Worldwide, rising sea levels could within three decades push chronic floods to affect 300 million people, according to research by the New Jersey-based science organisation Climate Central.

The researchers found that West Bengal and coastal Odisha are projected to be particularly vulnerable to floods by 2050, as is the city of Kolkata.

The findings are based on a new digital elevation model called CoastalDEM which shows that many of the world’s coastlines are far lower than has been generally known and that sea level rise could affect hundreds of millions of more people in the coming decades than previously understood. Climate Central produced the model using machine learning.

Sea, India, Cities
Worldwide, rising sea levels could within three decades push chronic floods to affect 300 million people, according to research by the New Jersey-based science organisation Climate Central. Pixabay

The threat is concentrated in coastal Asia and could have profound economic and political consequences within the lifetimes of people alive today, showed the findings of the study published in the journal Nature Communications.

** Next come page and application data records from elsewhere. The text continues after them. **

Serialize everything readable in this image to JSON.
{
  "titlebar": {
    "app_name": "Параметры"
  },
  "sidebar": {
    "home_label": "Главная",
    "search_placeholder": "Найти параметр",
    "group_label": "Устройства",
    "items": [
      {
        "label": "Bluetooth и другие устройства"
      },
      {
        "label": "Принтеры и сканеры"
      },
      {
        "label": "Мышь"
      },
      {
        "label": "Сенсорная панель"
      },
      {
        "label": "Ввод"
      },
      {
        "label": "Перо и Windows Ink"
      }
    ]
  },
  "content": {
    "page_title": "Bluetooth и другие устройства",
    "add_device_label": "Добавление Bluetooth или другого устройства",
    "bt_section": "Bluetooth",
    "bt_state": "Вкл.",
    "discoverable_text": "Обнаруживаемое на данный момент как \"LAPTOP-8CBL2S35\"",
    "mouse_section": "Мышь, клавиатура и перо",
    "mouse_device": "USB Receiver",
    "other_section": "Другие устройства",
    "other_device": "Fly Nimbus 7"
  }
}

As a result of heat-trapping pollution from human activities, rising sea levels could within three decades push chronic floods to affect 300 million people

China, Bangladesh, India, Vietnam, Indonesia and Thailand are home to the most people on land projected to be below average annual coastal flood levels by 2050.

Together, those six nations account for roughly 75 per cent of the 300 million people on land facing the same vulnerability at mid-century.

Also Read- Researchers Warn that Global Warming is Likely to Increase illness among individuals

Over the course of the twenty first century, global sea levels are projected to rise between about 2 and 7 feet, and possibly more.

“Based on sea level projections for 2050, land currently home to 300 million people will fall below the elevation of an average annual coastal flood. By 2100, land now home to 200 million people could sit permanently below the high tide line,” Climate Central said.

Adaptive measures such as construction of levees and other defences or relocation to higher ground could lessen these threats.

In the decades ahead, sea level rise could disrupt economies and trigger humanitarian crises around the world, said the study.

Sea, India, Cities
The researchers found that West Bengal and coastal Odisha are projected to be particularly vulnerable to floods by 2050, as is the city of Kolkata. Pixabay

Estimates of future economic losses from sea level rise vary depending on the amount of climate pollution and subsequent rise projected, as well as other factors, such as whether future population growth, innovation or migration are considered.

Also Read- New Tuberculosis Treatment for 150 Countries Including India and South Africa to Cost $1,040

Some projections indicate that flooding could cause tens of trillions of dollars in losses each year by the end of the century — or trillions per year, if extensive adaptation measures are implemented. (IANS)